● **HOW TO COMPLETE THIS TASK**
Scan the entries below and state how many lines contain "glyph". No other output.

● **MATERIAL PROVIDED**
· · · · ·

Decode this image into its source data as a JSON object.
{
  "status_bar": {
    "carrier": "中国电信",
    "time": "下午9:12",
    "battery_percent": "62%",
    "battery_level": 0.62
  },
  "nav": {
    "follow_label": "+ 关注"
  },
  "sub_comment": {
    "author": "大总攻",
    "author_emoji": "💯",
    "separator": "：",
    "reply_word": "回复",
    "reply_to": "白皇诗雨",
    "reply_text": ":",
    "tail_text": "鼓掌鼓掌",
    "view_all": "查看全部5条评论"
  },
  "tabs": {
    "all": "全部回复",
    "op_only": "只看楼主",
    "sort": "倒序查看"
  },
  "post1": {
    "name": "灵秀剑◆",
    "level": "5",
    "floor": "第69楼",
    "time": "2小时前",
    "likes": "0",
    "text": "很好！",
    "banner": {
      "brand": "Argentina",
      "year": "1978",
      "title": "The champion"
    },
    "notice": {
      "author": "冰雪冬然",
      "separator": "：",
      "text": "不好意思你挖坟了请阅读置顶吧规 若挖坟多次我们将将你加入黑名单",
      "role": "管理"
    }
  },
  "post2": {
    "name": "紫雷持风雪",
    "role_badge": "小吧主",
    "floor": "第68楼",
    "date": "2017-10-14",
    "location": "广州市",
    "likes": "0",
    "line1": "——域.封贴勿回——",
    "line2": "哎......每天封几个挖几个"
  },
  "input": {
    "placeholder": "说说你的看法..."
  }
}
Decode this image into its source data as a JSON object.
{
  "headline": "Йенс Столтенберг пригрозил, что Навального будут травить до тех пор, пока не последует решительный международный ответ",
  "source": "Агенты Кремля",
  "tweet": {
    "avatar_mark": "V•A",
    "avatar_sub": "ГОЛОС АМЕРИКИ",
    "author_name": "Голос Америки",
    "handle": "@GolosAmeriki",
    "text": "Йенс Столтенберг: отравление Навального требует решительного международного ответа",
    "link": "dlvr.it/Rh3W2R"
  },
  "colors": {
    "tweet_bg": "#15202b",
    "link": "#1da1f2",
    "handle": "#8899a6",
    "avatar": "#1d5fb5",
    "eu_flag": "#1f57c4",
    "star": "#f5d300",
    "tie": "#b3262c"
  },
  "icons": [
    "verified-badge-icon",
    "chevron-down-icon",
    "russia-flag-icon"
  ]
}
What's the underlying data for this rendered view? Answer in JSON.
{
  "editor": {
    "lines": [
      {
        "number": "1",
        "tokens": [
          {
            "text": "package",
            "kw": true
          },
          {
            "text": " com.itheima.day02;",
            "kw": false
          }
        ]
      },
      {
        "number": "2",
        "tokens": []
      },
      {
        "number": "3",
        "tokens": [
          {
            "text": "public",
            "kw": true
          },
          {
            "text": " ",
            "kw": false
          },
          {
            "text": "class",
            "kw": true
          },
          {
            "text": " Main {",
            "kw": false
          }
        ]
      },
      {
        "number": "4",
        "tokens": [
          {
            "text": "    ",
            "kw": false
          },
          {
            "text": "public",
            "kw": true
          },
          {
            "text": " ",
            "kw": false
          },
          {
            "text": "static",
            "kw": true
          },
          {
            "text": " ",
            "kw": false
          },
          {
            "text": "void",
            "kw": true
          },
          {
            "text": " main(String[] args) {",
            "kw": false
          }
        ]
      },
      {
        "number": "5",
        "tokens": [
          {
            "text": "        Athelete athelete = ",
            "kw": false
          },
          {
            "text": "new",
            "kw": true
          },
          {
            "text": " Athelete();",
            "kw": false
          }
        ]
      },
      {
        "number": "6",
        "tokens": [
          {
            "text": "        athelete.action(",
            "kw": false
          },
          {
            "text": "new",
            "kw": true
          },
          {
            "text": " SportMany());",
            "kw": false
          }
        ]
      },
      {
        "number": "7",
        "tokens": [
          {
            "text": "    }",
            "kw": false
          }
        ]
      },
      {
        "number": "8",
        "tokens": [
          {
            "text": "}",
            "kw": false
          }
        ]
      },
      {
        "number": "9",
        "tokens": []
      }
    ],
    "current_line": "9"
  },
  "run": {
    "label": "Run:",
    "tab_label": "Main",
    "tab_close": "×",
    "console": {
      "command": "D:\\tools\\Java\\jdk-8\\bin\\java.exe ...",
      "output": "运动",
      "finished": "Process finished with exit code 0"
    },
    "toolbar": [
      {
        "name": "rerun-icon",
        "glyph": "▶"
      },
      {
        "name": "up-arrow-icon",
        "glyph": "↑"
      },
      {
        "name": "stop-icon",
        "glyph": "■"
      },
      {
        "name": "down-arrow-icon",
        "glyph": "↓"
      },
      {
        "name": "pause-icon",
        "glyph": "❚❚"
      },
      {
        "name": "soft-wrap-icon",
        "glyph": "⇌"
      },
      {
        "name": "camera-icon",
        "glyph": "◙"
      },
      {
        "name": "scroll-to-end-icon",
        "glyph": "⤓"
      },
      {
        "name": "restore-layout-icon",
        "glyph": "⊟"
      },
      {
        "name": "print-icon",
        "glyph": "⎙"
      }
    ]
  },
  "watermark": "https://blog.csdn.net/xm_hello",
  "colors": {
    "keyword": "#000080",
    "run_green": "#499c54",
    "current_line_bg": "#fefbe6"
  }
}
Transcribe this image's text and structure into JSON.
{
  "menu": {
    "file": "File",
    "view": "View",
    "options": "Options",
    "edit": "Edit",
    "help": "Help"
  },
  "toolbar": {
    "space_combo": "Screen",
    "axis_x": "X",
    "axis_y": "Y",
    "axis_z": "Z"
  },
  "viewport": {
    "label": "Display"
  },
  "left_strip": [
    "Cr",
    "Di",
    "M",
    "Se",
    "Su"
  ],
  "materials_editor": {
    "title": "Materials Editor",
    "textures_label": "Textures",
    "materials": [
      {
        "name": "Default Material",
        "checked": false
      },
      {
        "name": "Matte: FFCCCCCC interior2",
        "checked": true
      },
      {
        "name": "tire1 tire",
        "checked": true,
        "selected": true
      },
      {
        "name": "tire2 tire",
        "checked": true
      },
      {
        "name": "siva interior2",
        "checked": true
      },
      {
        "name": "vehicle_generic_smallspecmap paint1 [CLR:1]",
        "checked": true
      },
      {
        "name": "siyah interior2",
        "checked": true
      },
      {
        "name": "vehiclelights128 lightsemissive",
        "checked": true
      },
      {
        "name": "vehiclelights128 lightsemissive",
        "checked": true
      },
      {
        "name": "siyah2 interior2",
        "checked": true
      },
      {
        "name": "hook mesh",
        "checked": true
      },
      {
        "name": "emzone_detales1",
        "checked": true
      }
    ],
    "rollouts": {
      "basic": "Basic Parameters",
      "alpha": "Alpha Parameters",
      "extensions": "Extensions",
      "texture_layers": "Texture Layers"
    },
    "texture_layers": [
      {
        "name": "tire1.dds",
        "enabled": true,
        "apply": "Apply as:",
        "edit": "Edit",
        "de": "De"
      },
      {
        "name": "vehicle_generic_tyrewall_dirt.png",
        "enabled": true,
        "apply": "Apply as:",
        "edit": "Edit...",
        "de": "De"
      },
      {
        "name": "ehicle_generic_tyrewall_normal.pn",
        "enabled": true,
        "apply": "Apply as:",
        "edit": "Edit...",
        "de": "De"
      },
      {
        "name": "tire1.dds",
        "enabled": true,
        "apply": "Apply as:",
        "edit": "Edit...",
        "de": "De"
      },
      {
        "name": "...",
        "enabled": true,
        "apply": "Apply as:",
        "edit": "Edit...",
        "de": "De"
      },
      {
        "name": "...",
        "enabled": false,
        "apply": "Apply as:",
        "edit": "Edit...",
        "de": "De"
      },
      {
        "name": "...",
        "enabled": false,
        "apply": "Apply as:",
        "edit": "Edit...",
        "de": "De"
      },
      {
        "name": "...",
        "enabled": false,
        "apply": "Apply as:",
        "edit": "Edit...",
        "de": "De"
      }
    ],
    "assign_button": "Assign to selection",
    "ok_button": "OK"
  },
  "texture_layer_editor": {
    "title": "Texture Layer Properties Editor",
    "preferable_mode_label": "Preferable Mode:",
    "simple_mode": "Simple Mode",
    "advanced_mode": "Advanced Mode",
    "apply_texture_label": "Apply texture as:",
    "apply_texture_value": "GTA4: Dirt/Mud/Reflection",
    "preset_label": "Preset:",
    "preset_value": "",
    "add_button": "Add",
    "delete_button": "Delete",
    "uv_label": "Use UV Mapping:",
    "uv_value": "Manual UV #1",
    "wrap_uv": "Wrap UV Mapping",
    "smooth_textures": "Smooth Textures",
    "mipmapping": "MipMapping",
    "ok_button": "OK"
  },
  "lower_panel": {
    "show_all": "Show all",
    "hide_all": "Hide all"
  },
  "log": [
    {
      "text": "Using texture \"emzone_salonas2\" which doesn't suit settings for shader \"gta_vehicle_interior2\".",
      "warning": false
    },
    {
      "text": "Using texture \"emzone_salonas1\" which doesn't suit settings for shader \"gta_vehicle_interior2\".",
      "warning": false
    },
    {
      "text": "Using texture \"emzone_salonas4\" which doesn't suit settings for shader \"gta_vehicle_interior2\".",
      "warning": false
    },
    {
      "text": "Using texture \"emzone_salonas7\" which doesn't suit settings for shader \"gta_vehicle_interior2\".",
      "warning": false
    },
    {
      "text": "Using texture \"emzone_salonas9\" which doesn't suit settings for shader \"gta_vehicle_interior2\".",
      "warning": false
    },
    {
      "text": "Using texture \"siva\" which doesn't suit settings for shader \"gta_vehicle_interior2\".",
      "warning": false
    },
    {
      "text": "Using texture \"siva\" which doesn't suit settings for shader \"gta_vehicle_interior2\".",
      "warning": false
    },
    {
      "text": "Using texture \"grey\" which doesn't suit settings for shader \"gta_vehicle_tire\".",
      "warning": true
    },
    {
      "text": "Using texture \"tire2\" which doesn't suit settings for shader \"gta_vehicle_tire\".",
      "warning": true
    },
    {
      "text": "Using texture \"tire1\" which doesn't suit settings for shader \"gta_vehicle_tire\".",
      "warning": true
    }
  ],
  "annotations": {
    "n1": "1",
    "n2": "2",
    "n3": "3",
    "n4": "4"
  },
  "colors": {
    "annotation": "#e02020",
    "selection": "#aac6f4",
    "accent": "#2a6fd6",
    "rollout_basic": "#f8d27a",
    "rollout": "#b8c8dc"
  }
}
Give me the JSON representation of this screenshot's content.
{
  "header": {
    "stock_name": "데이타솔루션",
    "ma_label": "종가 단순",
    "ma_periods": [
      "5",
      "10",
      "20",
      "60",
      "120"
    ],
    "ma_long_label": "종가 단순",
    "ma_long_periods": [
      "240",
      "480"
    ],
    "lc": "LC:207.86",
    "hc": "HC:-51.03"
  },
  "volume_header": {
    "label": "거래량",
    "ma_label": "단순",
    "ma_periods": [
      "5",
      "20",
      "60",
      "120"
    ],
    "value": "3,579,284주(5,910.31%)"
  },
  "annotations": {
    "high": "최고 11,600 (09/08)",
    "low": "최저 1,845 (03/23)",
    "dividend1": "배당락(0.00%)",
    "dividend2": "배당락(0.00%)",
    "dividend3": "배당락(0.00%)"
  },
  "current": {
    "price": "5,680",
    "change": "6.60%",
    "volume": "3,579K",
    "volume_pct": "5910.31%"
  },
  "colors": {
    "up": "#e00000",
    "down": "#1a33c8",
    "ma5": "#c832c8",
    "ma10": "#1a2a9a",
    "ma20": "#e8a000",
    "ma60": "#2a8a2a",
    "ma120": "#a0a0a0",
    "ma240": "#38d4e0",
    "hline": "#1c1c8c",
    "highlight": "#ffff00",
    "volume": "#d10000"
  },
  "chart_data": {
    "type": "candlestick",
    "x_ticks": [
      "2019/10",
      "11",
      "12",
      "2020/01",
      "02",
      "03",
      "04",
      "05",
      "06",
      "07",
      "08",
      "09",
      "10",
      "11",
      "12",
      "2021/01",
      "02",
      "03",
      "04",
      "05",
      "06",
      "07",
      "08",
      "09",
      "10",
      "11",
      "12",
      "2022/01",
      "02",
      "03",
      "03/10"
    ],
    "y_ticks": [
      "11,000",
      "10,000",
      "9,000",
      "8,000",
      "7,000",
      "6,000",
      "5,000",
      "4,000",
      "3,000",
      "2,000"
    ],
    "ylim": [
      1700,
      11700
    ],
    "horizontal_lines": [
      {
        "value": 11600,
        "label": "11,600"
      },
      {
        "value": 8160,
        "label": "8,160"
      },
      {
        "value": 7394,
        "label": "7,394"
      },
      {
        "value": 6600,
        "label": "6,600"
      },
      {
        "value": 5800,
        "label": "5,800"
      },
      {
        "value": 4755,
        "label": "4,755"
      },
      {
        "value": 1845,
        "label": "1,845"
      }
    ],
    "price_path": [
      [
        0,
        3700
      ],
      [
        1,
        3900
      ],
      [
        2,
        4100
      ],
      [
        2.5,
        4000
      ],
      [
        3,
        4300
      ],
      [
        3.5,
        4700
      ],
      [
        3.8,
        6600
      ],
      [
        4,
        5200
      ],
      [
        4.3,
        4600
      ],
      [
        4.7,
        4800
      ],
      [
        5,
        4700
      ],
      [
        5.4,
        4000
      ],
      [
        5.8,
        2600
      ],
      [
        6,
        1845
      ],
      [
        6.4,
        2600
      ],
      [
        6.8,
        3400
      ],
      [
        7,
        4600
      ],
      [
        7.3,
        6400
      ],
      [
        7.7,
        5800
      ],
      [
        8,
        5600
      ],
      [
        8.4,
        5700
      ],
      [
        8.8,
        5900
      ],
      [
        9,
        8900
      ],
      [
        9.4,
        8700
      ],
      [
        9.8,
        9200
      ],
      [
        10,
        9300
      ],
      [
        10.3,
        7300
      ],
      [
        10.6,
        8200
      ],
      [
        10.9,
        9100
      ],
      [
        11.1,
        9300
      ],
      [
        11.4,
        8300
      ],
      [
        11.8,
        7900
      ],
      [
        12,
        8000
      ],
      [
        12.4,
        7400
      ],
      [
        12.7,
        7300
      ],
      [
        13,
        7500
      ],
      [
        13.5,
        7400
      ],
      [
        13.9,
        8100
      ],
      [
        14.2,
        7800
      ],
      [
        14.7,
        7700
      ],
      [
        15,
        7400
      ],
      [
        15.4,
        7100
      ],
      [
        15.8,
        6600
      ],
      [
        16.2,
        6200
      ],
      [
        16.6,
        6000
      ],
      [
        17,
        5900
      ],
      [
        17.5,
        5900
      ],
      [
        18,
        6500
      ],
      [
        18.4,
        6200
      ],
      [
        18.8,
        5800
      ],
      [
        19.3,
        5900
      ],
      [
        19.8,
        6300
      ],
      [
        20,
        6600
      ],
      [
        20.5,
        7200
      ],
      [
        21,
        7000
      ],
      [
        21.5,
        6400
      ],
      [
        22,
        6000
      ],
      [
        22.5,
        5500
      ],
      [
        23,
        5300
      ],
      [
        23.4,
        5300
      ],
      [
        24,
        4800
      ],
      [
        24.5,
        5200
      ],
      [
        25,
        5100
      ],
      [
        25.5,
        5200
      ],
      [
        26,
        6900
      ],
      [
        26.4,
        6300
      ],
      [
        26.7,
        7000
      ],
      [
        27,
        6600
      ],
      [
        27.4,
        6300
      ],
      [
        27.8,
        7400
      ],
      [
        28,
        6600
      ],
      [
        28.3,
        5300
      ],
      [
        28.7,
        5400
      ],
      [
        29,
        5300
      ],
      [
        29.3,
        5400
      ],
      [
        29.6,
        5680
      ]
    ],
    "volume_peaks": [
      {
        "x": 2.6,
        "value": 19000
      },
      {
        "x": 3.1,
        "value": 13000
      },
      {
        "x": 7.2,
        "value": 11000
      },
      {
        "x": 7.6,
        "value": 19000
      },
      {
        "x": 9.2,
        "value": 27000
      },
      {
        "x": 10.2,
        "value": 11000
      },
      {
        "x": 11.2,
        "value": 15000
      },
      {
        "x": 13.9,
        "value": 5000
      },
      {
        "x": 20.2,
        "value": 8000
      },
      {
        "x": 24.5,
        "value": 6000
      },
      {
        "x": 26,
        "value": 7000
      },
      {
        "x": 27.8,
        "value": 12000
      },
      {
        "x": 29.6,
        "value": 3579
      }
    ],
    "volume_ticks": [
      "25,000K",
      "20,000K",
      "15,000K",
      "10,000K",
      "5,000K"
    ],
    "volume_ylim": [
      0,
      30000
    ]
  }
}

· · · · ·

● **TASK SOLUTION**
10